====== Records to use
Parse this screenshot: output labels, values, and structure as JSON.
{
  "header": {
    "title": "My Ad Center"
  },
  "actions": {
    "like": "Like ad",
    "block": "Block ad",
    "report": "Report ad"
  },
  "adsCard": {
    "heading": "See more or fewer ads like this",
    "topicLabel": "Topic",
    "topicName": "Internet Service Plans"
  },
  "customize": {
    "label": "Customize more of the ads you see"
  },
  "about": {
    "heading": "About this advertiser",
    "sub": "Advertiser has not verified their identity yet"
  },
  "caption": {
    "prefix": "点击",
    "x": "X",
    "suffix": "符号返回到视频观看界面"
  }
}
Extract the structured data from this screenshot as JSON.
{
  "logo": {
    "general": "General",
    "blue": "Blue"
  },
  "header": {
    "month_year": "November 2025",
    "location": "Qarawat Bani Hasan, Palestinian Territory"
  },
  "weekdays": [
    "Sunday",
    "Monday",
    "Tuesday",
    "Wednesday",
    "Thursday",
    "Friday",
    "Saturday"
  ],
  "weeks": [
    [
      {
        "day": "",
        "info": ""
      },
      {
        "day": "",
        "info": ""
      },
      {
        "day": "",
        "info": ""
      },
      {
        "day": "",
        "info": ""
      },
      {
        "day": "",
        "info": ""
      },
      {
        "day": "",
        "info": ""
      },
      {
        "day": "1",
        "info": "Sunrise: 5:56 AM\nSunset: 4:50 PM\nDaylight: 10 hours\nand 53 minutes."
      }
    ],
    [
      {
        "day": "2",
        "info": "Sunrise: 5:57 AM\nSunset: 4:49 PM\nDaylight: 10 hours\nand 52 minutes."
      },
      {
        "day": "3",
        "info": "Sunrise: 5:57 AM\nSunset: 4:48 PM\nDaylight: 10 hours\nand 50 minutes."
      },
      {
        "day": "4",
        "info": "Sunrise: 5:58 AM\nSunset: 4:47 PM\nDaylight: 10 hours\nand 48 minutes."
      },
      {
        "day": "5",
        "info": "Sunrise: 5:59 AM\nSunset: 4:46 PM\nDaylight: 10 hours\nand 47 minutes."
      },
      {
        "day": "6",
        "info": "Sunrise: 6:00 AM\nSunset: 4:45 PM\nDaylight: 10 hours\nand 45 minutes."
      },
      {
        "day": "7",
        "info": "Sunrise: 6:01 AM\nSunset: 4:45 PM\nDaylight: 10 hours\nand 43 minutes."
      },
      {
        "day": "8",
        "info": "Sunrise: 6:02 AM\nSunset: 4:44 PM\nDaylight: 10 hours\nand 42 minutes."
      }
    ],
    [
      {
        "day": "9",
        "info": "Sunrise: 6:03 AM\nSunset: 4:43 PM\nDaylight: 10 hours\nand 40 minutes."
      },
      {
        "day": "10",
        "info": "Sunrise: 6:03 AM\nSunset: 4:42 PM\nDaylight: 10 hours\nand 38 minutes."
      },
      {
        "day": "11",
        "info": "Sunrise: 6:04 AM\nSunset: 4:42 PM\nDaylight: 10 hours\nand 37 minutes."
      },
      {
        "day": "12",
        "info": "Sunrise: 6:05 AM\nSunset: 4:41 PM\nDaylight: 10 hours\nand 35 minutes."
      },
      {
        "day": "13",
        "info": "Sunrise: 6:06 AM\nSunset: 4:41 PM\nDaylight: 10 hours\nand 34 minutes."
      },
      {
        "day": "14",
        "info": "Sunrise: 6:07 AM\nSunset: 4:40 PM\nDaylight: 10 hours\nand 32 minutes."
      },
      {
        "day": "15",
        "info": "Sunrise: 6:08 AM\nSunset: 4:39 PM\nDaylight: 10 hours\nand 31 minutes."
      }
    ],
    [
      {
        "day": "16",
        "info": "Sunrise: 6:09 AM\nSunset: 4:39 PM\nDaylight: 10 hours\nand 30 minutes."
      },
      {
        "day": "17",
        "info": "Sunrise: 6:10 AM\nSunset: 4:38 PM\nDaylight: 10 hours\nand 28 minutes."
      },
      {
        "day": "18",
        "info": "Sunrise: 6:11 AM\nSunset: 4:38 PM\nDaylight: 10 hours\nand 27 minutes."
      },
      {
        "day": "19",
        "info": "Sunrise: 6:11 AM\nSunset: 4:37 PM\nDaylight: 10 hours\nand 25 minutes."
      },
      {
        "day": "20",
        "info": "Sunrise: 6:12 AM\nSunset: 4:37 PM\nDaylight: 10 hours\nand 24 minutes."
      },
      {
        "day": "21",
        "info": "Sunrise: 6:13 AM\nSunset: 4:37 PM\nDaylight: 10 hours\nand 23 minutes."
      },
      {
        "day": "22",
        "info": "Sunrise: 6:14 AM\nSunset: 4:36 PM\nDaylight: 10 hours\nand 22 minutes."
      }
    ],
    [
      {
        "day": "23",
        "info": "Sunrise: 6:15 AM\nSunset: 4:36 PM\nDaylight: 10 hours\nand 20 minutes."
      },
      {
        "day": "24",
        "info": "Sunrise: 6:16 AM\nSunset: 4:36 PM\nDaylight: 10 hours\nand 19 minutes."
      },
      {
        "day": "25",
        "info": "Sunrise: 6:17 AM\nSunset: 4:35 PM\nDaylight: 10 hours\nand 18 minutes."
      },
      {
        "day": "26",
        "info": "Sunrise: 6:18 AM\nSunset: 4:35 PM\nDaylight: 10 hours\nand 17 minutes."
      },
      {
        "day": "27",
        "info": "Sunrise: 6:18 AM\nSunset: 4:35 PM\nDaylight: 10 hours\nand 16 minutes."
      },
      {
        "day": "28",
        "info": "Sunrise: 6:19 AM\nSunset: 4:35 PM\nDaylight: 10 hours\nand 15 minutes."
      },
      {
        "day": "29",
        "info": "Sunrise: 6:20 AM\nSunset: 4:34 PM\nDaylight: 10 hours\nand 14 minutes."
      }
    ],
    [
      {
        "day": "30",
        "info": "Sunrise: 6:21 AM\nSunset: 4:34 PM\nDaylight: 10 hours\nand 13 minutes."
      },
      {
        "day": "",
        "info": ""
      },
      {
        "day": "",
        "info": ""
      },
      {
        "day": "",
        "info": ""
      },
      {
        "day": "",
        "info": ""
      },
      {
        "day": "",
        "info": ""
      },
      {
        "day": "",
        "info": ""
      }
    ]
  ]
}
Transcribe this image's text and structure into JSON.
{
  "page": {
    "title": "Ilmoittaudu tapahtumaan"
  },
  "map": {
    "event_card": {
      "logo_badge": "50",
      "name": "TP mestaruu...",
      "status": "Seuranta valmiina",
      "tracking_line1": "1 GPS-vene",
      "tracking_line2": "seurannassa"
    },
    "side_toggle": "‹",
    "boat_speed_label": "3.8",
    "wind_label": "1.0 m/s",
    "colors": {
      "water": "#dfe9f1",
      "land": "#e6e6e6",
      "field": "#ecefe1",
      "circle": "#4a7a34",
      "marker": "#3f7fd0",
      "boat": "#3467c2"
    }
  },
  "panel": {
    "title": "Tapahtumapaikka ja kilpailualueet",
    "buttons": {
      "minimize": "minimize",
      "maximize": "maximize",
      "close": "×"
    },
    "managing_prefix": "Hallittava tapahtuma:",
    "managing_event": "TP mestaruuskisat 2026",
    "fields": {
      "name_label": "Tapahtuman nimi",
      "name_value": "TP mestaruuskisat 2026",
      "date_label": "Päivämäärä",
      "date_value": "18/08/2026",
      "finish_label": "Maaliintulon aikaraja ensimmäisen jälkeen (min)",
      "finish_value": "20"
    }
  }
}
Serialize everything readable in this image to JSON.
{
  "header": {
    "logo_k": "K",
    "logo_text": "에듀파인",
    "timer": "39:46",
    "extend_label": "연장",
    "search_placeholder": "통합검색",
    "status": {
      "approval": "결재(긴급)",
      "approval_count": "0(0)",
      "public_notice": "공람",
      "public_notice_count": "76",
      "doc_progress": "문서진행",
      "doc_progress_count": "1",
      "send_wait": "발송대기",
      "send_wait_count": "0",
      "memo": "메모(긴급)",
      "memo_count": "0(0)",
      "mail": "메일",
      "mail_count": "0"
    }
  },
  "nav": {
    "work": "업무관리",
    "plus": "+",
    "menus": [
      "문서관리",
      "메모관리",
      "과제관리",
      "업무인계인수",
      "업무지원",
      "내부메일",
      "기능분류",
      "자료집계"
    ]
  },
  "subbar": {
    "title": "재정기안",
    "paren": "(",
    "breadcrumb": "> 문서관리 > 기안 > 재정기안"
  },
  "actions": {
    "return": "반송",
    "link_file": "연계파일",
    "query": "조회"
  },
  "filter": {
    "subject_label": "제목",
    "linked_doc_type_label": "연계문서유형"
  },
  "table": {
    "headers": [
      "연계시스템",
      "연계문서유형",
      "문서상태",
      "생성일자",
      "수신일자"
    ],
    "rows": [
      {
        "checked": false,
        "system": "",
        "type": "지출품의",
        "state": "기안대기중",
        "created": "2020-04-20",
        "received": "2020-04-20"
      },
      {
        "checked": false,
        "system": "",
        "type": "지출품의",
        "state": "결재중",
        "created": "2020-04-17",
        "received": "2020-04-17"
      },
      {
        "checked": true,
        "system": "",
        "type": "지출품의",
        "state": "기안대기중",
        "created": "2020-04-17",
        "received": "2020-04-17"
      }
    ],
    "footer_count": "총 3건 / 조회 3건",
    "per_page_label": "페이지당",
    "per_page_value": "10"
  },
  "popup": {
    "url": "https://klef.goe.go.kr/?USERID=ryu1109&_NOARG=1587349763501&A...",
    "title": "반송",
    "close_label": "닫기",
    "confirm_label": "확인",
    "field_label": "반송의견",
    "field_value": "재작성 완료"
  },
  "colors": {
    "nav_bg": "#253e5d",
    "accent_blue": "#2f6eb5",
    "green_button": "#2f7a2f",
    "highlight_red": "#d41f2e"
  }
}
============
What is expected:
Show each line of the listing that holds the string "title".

Answer box:
    "title": "My Ad Center"
    "title": "Ilmoittaudu tapahtumaan"
    "title": "Tapahtumapaikka ja kilpailualueet",
    "title": "재정기안",
    "title": "반송",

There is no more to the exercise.